The app for gay and bisexual men has confirmed that it was sharing users' HIV status with third-party companies. Activists and users have called for a boycott.
Users were calling for a boycott of the gay dating app Grindr on Tuesday after it was revealed that efforts to promote HIV testing and status disclosure had resulted in the firm sharing the data with third-party software companies.
Founded in 2009, the California-based app claims about 3.6 million daily active users around the world. The company's chief technology officer, Scott Chen, said it was "industry standard practice" that had nothing to do with the recent data-sharing scandals at Facebook and Cambridge Analytica.
Chen added that the companies that use Grindr's data were simply software optimization firms that acted "under strict contractual terms that provide for the highest level of confidentiality, data security, and user privacy."
"I really thought that Grindr cared about the gay community, and was forcing us to have an important dialogue about our health and safety," one user told French news agency AFP, calling the data sale "a slap in the face."
'An egregious breach of confidentiality'

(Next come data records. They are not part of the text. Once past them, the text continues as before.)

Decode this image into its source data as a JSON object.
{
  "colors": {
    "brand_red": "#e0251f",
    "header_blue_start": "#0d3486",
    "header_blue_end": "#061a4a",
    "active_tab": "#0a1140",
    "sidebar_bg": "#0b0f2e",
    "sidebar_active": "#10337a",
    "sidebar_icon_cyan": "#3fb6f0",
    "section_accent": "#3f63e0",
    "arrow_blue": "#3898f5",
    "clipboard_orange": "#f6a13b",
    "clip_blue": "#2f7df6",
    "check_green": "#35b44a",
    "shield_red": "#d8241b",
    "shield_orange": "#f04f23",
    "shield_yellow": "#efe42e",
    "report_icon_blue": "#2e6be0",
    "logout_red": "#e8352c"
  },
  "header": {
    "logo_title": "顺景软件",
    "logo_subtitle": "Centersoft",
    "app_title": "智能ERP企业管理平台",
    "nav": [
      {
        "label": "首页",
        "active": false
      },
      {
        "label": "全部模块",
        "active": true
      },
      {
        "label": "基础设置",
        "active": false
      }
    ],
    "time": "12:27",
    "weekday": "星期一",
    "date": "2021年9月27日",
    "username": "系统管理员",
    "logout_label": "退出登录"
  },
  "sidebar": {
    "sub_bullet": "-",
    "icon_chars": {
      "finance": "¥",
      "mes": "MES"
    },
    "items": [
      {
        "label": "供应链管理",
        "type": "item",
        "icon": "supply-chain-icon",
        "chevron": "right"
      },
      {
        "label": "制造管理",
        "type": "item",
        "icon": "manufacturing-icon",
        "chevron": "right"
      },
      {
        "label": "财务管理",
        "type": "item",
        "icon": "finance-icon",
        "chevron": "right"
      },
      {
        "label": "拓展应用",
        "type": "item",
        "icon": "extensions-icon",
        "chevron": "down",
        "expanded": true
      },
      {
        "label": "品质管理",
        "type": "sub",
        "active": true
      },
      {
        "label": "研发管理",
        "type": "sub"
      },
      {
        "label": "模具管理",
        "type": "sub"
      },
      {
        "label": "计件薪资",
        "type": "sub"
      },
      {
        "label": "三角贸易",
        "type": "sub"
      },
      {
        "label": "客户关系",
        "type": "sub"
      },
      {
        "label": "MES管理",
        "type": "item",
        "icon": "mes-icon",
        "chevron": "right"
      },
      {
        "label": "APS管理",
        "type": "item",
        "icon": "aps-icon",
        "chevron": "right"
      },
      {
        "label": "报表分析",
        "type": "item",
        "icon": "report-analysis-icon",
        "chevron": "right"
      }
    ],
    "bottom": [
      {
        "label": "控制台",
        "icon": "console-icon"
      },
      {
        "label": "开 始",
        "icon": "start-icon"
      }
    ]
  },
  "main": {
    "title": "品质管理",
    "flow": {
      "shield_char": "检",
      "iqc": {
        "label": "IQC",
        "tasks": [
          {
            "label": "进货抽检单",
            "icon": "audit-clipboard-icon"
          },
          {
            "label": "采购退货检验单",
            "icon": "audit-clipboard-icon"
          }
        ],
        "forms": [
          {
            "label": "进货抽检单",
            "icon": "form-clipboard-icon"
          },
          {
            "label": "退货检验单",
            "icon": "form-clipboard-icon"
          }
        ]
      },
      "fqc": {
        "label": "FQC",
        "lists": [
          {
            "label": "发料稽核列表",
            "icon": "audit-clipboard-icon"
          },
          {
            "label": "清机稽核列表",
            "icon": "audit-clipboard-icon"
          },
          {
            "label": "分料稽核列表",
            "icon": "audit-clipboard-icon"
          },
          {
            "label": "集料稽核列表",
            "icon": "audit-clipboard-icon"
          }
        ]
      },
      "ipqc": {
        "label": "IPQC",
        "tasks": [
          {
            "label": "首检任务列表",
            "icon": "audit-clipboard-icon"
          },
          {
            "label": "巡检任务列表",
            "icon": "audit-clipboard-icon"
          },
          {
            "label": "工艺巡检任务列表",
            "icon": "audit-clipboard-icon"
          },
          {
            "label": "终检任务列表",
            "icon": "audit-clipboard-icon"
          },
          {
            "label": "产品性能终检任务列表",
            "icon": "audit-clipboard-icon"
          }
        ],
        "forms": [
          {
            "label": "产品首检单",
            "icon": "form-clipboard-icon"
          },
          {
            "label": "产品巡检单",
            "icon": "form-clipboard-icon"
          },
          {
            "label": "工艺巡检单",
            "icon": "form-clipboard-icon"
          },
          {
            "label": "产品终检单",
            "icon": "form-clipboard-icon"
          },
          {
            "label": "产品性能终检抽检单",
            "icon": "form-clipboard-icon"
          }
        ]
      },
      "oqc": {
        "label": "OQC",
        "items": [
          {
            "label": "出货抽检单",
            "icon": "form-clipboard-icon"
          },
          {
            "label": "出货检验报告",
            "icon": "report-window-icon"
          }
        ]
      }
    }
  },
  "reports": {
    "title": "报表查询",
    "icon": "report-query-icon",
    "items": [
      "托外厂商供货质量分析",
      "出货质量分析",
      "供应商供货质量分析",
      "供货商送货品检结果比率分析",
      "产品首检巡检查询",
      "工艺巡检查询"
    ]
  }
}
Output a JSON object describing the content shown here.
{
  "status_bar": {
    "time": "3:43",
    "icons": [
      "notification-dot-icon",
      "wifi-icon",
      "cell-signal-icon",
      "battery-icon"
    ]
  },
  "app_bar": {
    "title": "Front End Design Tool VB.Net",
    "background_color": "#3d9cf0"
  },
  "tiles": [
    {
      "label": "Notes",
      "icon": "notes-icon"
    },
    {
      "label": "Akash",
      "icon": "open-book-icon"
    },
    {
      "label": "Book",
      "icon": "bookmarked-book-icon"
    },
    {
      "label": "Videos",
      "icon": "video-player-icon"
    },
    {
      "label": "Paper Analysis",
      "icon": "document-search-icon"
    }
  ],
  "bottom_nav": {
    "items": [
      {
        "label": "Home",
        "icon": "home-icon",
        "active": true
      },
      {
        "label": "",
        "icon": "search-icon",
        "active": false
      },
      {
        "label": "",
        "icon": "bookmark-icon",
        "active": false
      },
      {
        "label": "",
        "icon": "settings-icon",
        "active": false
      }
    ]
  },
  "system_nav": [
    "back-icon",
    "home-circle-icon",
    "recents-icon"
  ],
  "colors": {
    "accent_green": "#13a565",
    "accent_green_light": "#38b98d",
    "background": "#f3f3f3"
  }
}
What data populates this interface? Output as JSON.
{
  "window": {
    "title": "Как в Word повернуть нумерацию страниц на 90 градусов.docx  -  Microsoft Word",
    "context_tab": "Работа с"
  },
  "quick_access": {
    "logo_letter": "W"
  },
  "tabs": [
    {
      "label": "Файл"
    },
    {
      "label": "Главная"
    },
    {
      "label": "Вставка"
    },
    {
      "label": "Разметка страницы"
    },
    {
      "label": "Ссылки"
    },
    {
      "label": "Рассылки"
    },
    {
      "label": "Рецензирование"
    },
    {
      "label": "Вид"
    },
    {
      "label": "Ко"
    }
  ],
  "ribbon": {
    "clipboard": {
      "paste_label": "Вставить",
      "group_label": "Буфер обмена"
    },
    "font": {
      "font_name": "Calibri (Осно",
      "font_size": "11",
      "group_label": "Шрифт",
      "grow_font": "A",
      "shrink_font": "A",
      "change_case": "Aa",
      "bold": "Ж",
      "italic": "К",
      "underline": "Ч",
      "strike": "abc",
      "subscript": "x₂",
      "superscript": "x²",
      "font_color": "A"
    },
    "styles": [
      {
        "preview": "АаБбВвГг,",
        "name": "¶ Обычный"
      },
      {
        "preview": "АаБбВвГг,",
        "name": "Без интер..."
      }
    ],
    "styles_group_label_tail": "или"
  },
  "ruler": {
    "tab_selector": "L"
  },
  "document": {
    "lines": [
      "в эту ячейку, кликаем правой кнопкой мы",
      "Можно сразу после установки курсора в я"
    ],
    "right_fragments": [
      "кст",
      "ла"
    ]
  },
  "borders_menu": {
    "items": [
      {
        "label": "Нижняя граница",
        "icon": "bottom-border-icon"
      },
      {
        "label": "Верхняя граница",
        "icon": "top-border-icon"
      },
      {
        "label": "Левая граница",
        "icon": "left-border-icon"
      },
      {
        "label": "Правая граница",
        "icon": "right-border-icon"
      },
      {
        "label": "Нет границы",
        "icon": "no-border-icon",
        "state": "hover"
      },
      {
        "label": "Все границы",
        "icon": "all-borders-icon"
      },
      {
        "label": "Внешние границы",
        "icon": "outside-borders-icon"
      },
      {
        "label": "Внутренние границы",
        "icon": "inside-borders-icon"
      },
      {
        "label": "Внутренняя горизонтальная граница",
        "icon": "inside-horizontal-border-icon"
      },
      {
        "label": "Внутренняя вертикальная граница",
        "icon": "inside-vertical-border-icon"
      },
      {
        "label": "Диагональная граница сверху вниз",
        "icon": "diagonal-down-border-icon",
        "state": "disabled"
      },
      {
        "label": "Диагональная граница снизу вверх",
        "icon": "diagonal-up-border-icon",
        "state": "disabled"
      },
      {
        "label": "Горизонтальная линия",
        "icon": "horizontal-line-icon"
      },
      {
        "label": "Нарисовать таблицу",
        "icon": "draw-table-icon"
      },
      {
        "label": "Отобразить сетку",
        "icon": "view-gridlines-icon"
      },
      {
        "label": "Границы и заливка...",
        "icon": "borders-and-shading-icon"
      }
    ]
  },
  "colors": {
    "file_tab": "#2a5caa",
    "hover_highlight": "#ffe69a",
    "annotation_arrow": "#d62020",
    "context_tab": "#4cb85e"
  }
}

The AIDS Healthcare Foundation (AHF) said that Grindr had perpetrated "an egregious breach of confidentiality laws," through its "reckless practice" of sharing users' HIV status.
French HIV-advocacy organization AIDES called for a boycott of Grindr, but did approve of the practice of sharing individuals' HIV status with potential partners, saying it would help "normalize the perception and image of HIV-positive people."
Later on Tuesday, the company promised to stop sharing its users' information after the outcry.
Grindr, which caters to gay and bisexual men, was the very first such social app to launch on smartphones, and remains the largest and most popular gay mobile app in the world. It is available in 192 countries.
es/jm (AP, AFP)